Video: STL@MIL: Flaherty strikes out Yelich to end inning

6. Victor Robles, OF, Nationals (Previous rank: 4)
Everyone held their breath when Robles left his Triple-A game with an arm injury after attempting a diving catch. It's a hyperextended elbow and we'll know more next week. That obviously could impact his standing on a list like this, but we'll be optimistic and leave him on given his enormous tools.

7. Dustin Fowler, OF, Athletics (Previous rank: 7)
Fowler competed for the center-field job all spring, but it's not a bad thing he's getting ABs in Triple-A after that horrific knee injury suffered with the Yankees last June. His power-speed combination should be ready for Oakland soon enough and those currently getting any time in center (Boog Powell, Jake Smolinski and Trayce Thompson) are a combined 6-for-46.

Video: Callis breaks down the top prospect rotations

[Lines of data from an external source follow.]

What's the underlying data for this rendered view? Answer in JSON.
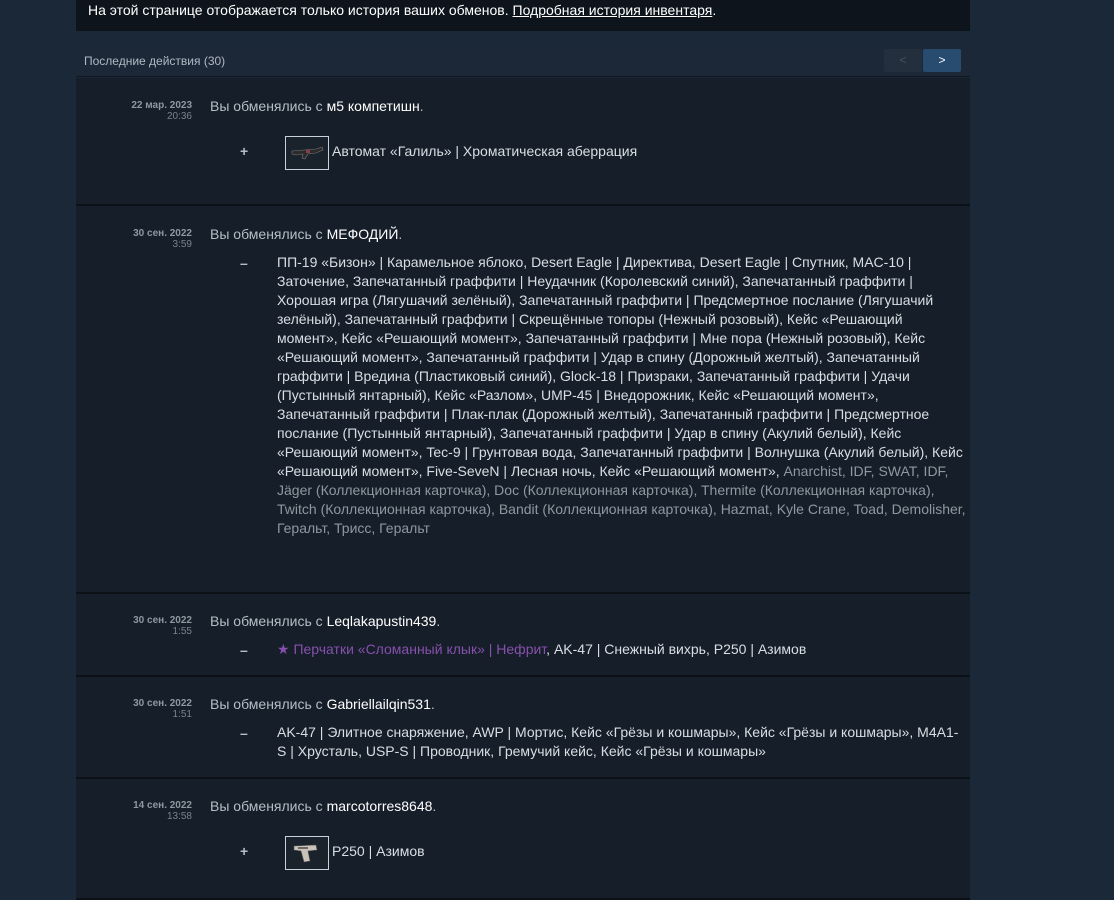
{
  "notice": {
    "text": "На этой странице отображается только история ваших обменов. ",
    "link": "Подробная история инвентаря",
    "tail": "."
  },
  "bar": {
    "title": "Последние действия (30)",
    "prev": "<",
    "next": ">"
  },
  "common": {
    "trade_prefix": "Вы обменялись с ",
    "dot": "."
  },
  "trades": [
    {
      "date": "22 мар. 2023",
      "time": "20:36",
      "partner": "м5 компетишн",
      "sign": "+",
      "item": "Автомат «Галиль» | Хроматическая аберрация"
    },
    {
      "date": "30 сен. 2022",
      "time": "3:59",
      "partner": "МЕФОДИЙ",
      "sign": "–",
      "items_white": "ПП-19 «Бизон» | Карамельное яблоко, Desert Eagle | Директива, Desert Eagle | Спутник, MAC-10 | Заточение, Запечатанный граффити | Неудачник (Королевский синий), Запечатанный граффити | Хорошая игра (Лягушачий зелёный), Запечатанный граффити | Предсмертное послание (Лягушачий зелёный), Запечатанный граффити | Скрещённые топоры (Нежный розовый), Кейс «Решающий момент», Кейс «Решающий момент», Запечатанный граффити | Мне пора (Нежный розовый), Кейс «Решающий момент», Запечатанный граффити | Удар в спину (Дорожный желтый), Запечатанный граффити | Вредина (Пластиковый синий), Glock-18 | Призраки, Запечатанный граффити | Удачи (Пустынный янтарный), Кейс «Разлом», UMP-45 | Внедорожник, Кейс «Решающий момент», Запечатанный граффити | Плак-плак (Дорожный желтый), Запечатанный граффити | Предсмертное послание (Пустынный янтарный), Запечатанный граффити | Удар в спину (Акулий белый), Кейс «Решающий момент», Tec-9 | Грунтовая вода, Запечатанный граффити | Волнушка (Акулий белый), Кейс «Решающий момент», Five-SeveN | Лесная ночь, Кейс «Решающий момент»,",
      "items_gray": " Anarchist, IDF, SWAT, IDF, Jäger (Коллекционная карточка), Doc (Коллекционная карточка), Thermite (Коллекционная карточка), Twitch (Коллекционная карточка), Bandit (Коллекционная карточка), Hazmat, Kyle Crane, Toad, Demolisher, Геральт, Трисс, Геральт"
    },
    {
      "date": "30 сен. 2022",
      "time": "1:55",
      "partner": "Leqlakapustin439",
      "sign": "–",
      "items_purple": "★ Перчатки «Сломанный клык» | Нефрит",
      "items_white": ", AK-47 | Снежный вихрь, P250 | Азимов"
    },
    {
      "date": "30 сен. 2022",
      "time": "1:51",
      "partner": "Gabriellailqin531",
      "sign": "–",
      "items_white": "AK-47 | Элитное снаряжение, AWP | Мортис, Кейс «Грёзы и кошмары», Кейс «Грёзы и кошмары», M4A1-S | Хрусталь, USP-S | Проводник, Гремучий кейс, Кейс «Грёзы и кошмары»"
    },
    {
      "date": "14 сен. 2022",
      "time": "13:58",
      "partner": "marcotorres8648",
      "sign": "+",
      "item": "P250 | Азимов"
    }
  ]
}
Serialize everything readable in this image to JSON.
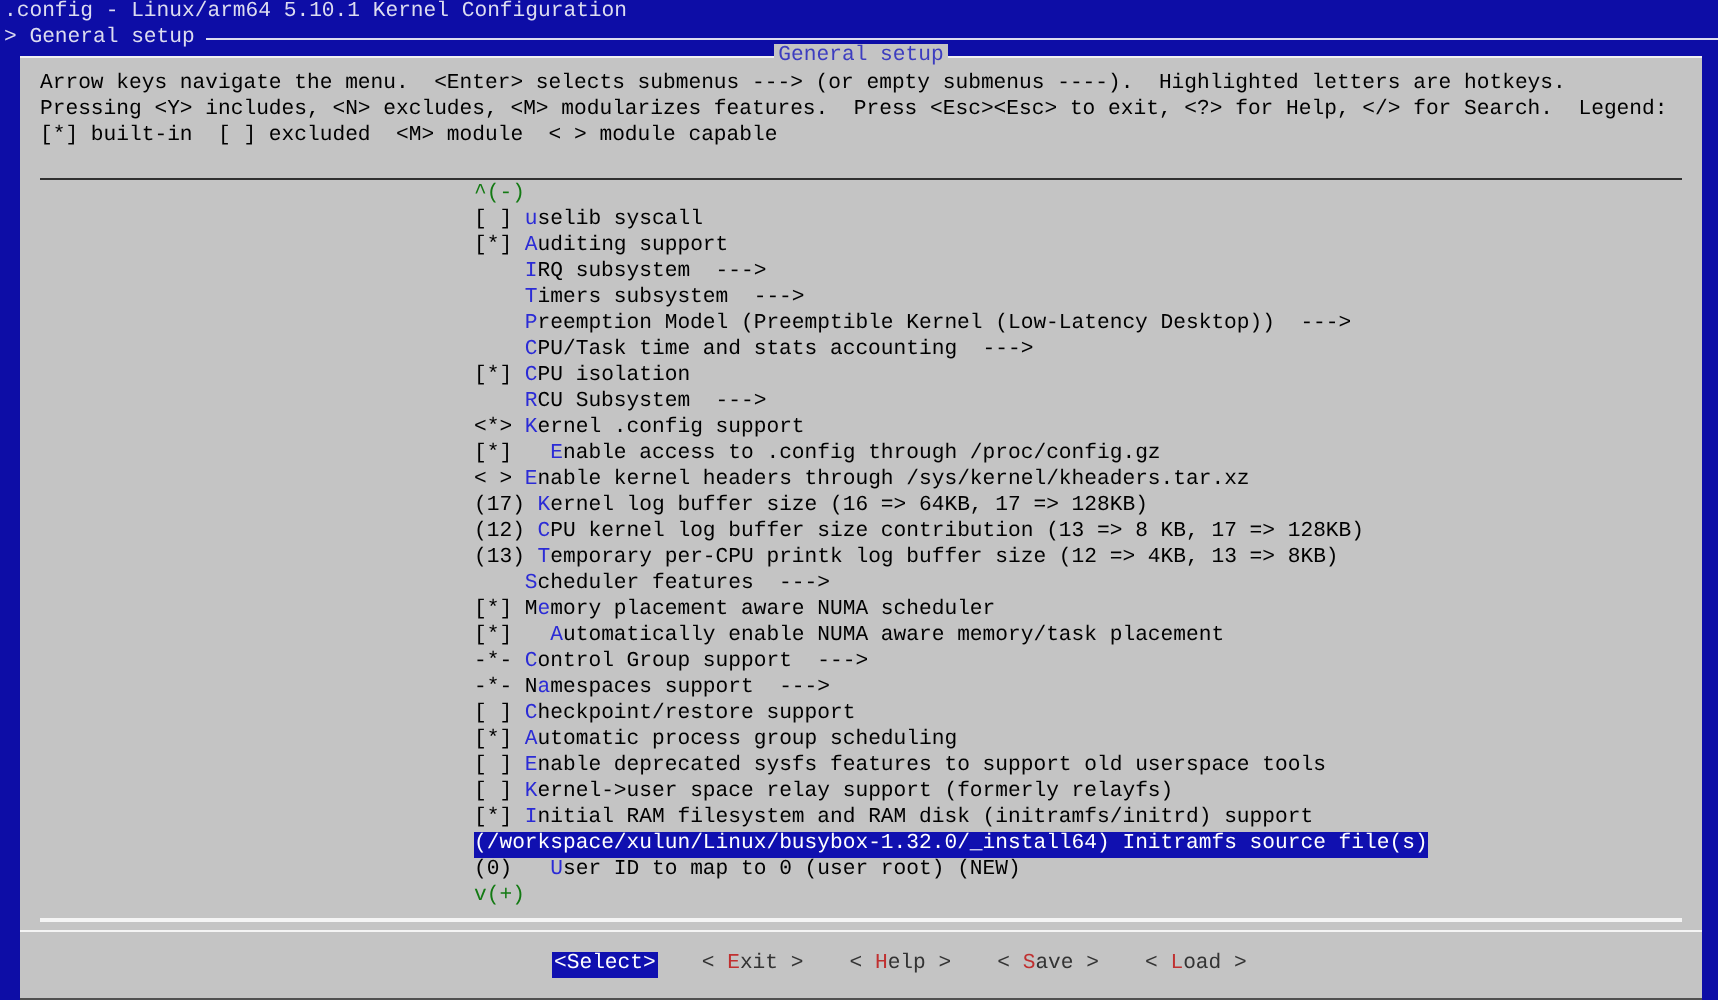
{
  "window": {
    "title": ".config - Linux/arm64 5.10.1 Kernel Configuration"
  },
  "breadcrumb": "> General setup",
  "dialog": {
    "title": "General setup",
    "help_text": "Arrow keys navigate the menu.  <Enter> selects submenus ---> (or empty submenus ----).  Highlighted letters are hotkeys.  Pressing <Y> includes, <N> excludes, <M> modularizes features.  Press <Esc><Esc> to exit, <?> for Help, </> for Search.  Legend: [*] built-in  [ ] excluded  <M> module  < > module capable"
  },
  "menu": {
    "scroll_up": "^(-)",
    "scroll_down": "v(+)",
    "items": [
      {
        "prefix": "[ ]",
        "hotkey": "u",
        "after": "selib syscall",
        "selected": false
      },
      {
        "prefix": "[*]",
        "hotkey": "A",
        "after": "uditing support",
        "selected": false
      },
      {
        "hotkey": "I",
        "after": "RQ subsystem  --->",
        "selected": false
      },
      {
        "hotkey": "T",
        "after": "imers subsystem  --->",
        "selected": false
      },
      {
        "hotkey": "P",
        "after": "reemption Model (Preemptible Kernel (Low-Latency Desktop))  --->",
        "selected": false
      },
      {
        "hotkey": "C",
        "after": "PU/Task time and stats accounting  --->",
        "selected": false
      },
      {
        "prefix": "[*]",
        "hotkey": "C",
        "after": "PU isolation",
        "selected": false
      },
      {
        "hotkey": "R",
        "after": "CU Subsystem  --->",
        "selected": false
      },
      {
        "prefix": "<*>",
        "hotkey": "K",
        "after": "ernel .config support",
        "selected": false,
        "children": [
          {
            "prefix": "[*]",
            "hotkey": "E",
            "after": "nable access to .config through /proc/config.gz",
            "selected": false
          }
        ]
      },
      {
        "prefix": "< >",
        "hotkey": "E",
        "after": "nable kernel headers through /sys/kernel/kheaders.tar.xz",
        "selected": false
      },
      {
        "prefix": "(17)",
        "hotkey": "K",
        "after": "ernel log buffer size (16 => 64KB, 17 => 128KB)",
        "selected": false
      },
      {
        "prefix": "(12)",
        "hotkey": "C",
        "after": "PU kernel log buffer size contribution (13 => 8 KB, 17 => 128KB)",
        "selected": false
      },
      {
        "prefix": "(13)",
        "hotkey": "T",
        "after": "emporary per-CPU printk log buffer size (12 => 4KB, 13 => 8KB)",
        "selected": false
      },
      {
        "hotkey": "S",
        "after": "cheduler features  --->",
        "selected": false
      },
      {
        "prefix": "[*]",
        "before": "M",
        "hotkey": "e",
        "after": "mory placement aware NUMA scheduler",
        "selected": false,
        "children": [
          {
            "prefix": "[*]",
            "hotkey": "A",
            "after": "utomatically enable NUMA aware memory/task placement",
            "selected": false
          }
        ]
      },
      {
        "prefix": "-*-",
        "hotkey": "C",
        "after": "ontrol Group support  --->",
        "selected": false
      },
      {
        "prefix": "-*-",
        "before": "N",
        "hotkey": "a",
        "after": "mespaces support  --->",
        "selected": false
      },
      {
        "prefix": "[ ]",
        "hotkey": "C",
        "after": "heckpoint/restore support",
        "selected": false
      },
      {
        "prefix": "[*]",
        "hotkey": "A",
        "after": "utomatic process group scheduling",
        "selected": false
      },
      {
        "prefix": "[ ]",
        "hotkey": "E",
        "after": "nable deprecated sysfs features to support old userspace tools",
        "selected": false
      },
      {
        "prefix": "[ ]",
        "hotkey": "K",
        "after": "ernel->user space relay support (formerly relayfs)",
        "selected": false
      },
      {
        "prefix": "[*]",
        "hotkey": "I",
        "after": "nitial RAM filesystem and RAM disk (initramfs/initrd) support",
        "selected": false
      },
      {
        "prefix": "(/workspace/xulun/Linux/busybox-1.32.0/_install64)",
        "hotkey": "I",
        "after": "nitramfs source file(s)",
        "selected": true,
        "children": [
          {
            "prefix": "(0)",
            "hotkey": "U",
            "after": "ser ID to map to 0 (user root) (NEW)",
            "selected": false
          }
        ]
      }
    ]
  },
  "buttons": [
    {
      "before": "<",
      "hotkey": "S",
      "after": "elect>",
      "selected": true
    },
    {
      "before": "< ",
      "hotkey": "E",
      "after": "xit >",
      "selected": false
    },
    {
      "before": "< ",
      "hotkey": "H",
      "after": "elp >",
      "selected": false
    },
    {
      "before": "< ",
      "hotkey": "S",
      "after": "ave >",
      "selected": false
    },
    {
      "before": "< ",
      "hotkey": "L",
      "after": "oad >",
      "selected": false
    }
  ]
}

8. Austin Hays, OF, Orioles (Previous rank: 6)
This is one of the slow starters you shouldn't worry too much about. Hays was dinged up early in Spring Training, so he's just getting his feet under him now. He has homered twice and it's fair to expect many more to come as he hits his way from Double- to Triple-A and into Baltimore's outfield plans.

9. Francisco Mejia, C, Indians (Previous rank: 9)
There might not be anyone who thinks Mejia isn't ready to hit big league pitching. The main question is how to get that bat into the lineup. He has played two games in left field, one game at third and three behind the plate in the early going in Triple-A. Mejia won't supplant either big league backstop, and the Indians wouldn't want him to be a backup anyway, so showing he can at least hold his own at numerous positions might be his ticket for now.

Video: Callis on the AL Central's impact prospects

10. Michael Kopech, RHP, White Sox (Previous rank: Unranked)
Any of a number of pitchers who had strong debuts could crack the list, but none has the upside and potential to impact your fantasy roster like Kopech. He struck out eight in four innings in his first outing of 2018 and the White Sox's big league pitching staff sits last in the American League in ERA.

Dropped out: Christian Arroyo, 3B, Rays (Previous rank: 8); Eloy Jimenez, OF, White Sox (Previous rank: 10)

Jonathan Mayo is a reporter for MLB Pipeline. Follow him on Twitter @JonathanMayo and Facebook, and listen to him on the weekly Pipeline Podcast.